— Ron Streetenberger, Euless
Does this mean a name change will also be required for redskin peanuts?
— Hy Siegel, Fort Worth
Cowboys did horrible things to Native Americans. Also, Cowboy has a male connotation. In order to be inclusive, we could call them the Dallas CowPeople. Why are the New England Patriots called that? One could be offended that this could mean their team from another state is not patriotic. We have two NFL teams that draw their names from Pirates. This could offend England. Pirates gave them problems long before the U.S. was founded.
Of course this is all silly talk. And that is what these few politicians are doing.
I think we know the difference between their silly talk and real leaders facing real problems.
— Travis Malone, Richland Hills
Remember way back in 1997 when the Washington Bullets became the Wizards because the name was associated with gun violence? Well, the current Wizards owner, Ted Leonsis, advises that he is “open” to changing the team’s name back to the Bullets. However, it will never happen because the overreach and influence of the politically correct are almost always more powerful than the silent majority.
Snyder is not used to others telling him what to do, but I hope he can successfully sue the overzealous U.S. Patent and Trademark Office. However, this race for the naming rights was over a long time ago. Neither the powerful Snyder nor the millions of Redskins’ faithful have any chance against the government and the liberal PC media. Common sense and logical thinking are passé and just wishful remembrances of the past.
— Patrick Jenkins, Arlington
I said it before: How about the Washington Native Sons?
— Richard D. Toth, Haltom City
I’m not a big Danny Snyder fan (Go Cowboys!) but I’m with him on this one. It’s just the mascot of a football team, nothing else. Nothing sinister. If you are offended by the name, get over it. I’m offended by the IRS losing emails (what a bunch of liars), but I’ll get over it. This overreaction to everything by everybody who is or who is not politically correct is nauseating.
— Lynn Miller, North Richland Hills
“Redskins” is highly offensive to American Indians. Snyder should stop contributing to racism in this country and change the name immediately. Just how long would a team’s name such as “Blackskins” last? There would be an immediate cry of racism from everyone.
— Manny Sanchez, Fort Worth
Leave thename as it is, if the Native Americans ain’t complaining. They have been Redskins for 50 years I know of. What else would you call them?
— Dennis Neal, Denton
It is just another example of the PC police in action as a result of the political climate espoused by President Obama. We no longer have any freedom.
— Walter H. Delashmit, Justin

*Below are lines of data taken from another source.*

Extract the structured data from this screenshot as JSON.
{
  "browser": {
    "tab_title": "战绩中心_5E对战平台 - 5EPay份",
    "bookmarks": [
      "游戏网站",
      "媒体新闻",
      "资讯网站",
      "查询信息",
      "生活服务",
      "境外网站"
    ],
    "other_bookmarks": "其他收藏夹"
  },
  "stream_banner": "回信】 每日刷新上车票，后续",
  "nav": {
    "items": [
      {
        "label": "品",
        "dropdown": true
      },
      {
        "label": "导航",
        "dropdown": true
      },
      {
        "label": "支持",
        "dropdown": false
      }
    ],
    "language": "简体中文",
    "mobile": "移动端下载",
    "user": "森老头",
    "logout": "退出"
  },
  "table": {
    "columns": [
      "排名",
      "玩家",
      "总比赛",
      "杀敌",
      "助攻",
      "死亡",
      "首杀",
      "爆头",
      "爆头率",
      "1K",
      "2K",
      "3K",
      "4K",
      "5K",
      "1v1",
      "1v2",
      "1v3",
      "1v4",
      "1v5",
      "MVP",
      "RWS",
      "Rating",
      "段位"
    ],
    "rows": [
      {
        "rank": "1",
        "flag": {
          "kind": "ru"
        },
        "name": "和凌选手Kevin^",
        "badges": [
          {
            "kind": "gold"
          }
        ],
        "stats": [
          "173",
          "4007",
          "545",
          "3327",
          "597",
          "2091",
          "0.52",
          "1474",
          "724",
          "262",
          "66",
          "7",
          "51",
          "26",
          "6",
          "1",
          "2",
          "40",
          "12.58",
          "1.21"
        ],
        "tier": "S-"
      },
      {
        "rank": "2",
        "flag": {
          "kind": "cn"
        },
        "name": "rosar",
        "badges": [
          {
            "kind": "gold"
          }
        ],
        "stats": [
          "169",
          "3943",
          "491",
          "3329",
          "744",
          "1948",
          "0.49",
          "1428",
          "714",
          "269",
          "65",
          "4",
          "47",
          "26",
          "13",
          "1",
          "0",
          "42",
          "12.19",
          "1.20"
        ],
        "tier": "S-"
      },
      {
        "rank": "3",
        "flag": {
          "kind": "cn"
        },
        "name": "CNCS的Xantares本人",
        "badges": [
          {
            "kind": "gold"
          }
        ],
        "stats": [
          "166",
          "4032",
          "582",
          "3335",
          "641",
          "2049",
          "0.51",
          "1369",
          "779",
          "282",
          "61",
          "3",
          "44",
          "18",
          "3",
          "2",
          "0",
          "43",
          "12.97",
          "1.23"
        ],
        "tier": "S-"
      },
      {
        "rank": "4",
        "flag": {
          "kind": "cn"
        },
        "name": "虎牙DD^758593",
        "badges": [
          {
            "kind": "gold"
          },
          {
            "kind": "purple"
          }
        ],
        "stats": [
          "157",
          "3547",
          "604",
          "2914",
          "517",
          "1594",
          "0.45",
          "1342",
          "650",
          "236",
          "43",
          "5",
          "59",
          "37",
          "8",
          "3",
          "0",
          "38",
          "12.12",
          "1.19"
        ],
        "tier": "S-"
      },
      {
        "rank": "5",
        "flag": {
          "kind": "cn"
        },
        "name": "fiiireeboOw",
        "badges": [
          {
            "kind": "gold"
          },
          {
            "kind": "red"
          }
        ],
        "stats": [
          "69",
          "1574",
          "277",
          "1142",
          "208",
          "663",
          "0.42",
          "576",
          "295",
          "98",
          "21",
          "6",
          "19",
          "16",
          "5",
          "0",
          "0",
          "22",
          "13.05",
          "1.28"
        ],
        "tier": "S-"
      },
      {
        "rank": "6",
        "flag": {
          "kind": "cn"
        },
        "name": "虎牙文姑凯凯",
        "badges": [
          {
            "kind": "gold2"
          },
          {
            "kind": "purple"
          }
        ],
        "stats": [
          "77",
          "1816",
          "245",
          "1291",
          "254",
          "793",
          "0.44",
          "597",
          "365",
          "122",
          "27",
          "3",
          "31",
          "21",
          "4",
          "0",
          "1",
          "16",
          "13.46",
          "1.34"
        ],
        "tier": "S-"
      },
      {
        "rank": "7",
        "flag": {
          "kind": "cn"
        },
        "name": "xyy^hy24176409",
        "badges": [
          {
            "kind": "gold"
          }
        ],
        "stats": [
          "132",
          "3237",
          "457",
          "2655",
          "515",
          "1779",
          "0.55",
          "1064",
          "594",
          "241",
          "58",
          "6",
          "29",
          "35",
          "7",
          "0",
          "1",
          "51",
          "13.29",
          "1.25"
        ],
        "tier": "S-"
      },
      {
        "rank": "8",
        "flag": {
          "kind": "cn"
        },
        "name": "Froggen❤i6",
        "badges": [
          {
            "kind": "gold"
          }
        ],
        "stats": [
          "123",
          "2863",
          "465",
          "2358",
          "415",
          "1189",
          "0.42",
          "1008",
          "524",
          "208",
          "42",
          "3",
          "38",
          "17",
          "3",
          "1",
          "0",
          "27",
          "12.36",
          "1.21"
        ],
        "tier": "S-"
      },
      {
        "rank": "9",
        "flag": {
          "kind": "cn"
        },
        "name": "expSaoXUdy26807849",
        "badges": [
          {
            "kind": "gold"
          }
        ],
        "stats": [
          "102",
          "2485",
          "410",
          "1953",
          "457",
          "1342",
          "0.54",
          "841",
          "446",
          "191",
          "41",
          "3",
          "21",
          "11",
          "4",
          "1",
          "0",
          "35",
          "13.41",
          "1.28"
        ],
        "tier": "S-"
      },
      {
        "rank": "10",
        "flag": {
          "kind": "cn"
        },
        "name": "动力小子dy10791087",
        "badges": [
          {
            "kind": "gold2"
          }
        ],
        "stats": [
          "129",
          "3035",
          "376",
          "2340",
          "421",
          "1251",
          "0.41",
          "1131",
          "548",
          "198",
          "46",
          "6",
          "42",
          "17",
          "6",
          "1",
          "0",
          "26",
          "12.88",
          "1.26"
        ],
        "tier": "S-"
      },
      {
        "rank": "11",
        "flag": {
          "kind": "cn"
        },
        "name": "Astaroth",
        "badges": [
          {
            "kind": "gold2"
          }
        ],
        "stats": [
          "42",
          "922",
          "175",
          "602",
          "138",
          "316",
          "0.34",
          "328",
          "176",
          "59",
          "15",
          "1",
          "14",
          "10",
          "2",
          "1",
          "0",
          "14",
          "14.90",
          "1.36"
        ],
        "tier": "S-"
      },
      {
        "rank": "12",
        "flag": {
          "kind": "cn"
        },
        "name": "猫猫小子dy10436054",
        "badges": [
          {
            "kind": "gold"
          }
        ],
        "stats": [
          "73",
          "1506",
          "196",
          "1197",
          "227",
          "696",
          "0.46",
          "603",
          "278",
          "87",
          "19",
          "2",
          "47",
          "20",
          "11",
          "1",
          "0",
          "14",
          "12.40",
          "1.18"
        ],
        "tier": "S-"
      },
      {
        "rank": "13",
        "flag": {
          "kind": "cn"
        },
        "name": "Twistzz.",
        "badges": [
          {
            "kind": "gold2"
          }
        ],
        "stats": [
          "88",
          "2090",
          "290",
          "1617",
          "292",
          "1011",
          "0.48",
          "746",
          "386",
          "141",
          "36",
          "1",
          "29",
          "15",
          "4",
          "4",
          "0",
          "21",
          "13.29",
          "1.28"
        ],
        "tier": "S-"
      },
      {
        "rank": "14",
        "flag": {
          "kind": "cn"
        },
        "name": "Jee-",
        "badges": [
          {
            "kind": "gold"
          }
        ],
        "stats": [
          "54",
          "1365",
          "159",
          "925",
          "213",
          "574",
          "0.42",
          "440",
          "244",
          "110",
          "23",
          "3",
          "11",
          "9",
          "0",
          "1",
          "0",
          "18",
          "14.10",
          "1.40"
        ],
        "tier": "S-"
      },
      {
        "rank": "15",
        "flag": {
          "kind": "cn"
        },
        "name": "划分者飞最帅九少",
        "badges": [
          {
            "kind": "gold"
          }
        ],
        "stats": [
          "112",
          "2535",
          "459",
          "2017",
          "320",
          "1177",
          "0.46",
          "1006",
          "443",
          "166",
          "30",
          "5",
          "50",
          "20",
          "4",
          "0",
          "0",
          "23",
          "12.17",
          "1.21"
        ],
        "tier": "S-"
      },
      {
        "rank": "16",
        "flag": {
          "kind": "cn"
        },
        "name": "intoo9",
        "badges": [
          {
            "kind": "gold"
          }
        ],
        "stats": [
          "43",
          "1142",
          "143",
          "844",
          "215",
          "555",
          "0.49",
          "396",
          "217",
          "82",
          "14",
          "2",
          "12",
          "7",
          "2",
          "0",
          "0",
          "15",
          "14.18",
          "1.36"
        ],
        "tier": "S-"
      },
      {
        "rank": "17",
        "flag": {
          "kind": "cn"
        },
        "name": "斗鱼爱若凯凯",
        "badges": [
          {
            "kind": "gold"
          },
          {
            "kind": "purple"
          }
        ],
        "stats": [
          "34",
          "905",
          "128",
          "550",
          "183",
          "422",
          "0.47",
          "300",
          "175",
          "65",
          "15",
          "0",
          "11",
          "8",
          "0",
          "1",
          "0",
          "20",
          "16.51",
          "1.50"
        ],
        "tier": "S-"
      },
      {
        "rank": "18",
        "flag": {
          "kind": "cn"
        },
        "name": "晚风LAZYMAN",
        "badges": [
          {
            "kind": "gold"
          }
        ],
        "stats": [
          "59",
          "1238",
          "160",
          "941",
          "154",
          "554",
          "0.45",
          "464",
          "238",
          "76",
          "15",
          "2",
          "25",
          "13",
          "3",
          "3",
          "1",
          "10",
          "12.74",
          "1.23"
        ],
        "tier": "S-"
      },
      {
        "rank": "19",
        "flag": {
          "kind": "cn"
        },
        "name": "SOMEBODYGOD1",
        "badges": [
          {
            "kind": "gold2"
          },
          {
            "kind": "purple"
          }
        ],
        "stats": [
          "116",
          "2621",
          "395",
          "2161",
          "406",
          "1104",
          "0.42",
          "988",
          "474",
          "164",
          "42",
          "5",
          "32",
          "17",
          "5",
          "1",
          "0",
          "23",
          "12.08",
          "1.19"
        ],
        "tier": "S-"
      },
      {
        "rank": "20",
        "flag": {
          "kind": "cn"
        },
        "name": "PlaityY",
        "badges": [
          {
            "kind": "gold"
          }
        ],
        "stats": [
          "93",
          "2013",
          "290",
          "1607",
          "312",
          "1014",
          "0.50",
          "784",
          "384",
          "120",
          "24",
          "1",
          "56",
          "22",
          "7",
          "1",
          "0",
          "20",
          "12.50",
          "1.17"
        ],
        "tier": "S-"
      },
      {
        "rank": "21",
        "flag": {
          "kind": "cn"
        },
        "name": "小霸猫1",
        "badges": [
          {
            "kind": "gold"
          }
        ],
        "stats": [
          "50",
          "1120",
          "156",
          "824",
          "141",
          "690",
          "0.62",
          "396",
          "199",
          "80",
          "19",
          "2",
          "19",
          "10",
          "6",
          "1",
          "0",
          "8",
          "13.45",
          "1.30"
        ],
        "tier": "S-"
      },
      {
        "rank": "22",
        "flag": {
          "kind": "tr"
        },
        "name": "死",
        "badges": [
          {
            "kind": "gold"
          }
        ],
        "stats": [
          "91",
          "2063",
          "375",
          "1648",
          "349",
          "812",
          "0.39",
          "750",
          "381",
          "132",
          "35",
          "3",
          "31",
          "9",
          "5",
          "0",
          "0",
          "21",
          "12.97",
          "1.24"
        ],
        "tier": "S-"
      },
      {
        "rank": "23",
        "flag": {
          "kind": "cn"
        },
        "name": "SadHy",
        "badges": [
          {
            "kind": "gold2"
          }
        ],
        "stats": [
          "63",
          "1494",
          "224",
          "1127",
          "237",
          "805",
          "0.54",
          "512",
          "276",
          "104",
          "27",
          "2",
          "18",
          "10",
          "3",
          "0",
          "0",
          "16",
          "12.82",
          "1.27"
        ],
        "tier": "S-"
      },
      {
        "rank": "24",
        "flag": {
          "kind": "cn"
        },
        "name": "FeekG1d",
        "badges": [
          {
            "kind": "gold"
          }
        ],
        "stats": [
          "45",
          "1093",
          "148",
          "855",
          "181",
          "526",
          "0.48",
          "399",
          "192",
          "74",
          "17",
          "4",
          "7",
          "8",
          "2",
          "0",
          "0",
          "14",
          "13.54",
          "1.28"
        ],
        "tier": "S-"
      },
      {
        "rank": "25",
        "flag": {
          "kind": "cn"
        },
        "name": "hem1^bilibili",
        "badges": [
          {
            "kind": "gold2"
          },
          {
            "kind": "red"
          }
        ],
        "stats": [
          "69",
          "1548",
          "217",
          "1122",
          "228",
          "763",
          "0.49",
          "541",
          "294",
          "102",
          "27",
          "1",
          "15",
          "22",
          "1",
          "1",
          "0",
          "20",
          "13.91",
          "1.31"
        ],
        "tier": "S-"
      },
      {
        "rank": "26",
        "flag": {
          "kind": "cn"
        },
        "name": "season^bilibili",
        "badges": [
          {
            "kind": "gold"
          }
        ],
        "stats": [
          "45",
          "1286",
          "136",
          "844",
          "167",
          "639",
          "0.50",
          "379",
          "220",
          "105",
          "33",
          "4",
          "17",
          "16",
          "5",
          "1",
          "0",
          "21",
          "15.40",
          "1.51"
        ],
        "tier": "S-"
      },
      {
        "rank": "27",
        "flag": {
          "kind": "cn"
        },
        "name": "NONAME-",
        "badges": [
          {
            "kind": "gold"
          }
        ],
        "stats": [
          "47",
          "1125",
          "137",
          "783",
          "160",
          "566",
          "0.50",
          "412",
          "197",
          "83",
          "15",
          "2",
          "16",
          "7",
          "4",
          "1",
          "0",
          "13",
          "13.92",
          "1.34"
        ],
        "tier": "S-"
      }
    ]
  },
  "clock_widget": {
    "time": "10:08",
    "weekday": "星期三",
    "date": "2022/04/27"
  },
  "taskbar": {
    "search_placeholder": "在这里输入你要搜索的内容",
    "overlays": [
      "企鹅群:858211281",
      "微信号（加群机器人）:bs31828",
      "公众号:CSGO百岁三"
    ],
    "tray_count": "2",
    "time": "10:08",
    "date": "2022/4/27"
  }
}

All about our freedoms: There is no justification whatsoever in deleting the Redskins name from such a storied franchise. We cannot just sit with our hands tied and be subjected to whims from whosoever wants to dictate their terms and expect us to be satisfied with their decisions. There is reverence in that name and the name itself is treated with respect in that organization.
— Victor J. Santiago, Crowley
It should be no business of the government to decide what name a private entity can call itself. The action of the office of Patents and Trademarks to strip the Washington Redskins of exclusive rights to that name was probably illegal but no doubt orchestrated by Obama, who has no problem acting outside of the law. What prompted the sudden demand that they change their name — a few people are offended? Well, I am offended by Obama and demand that he resign.
— Clista Hancock, Arlington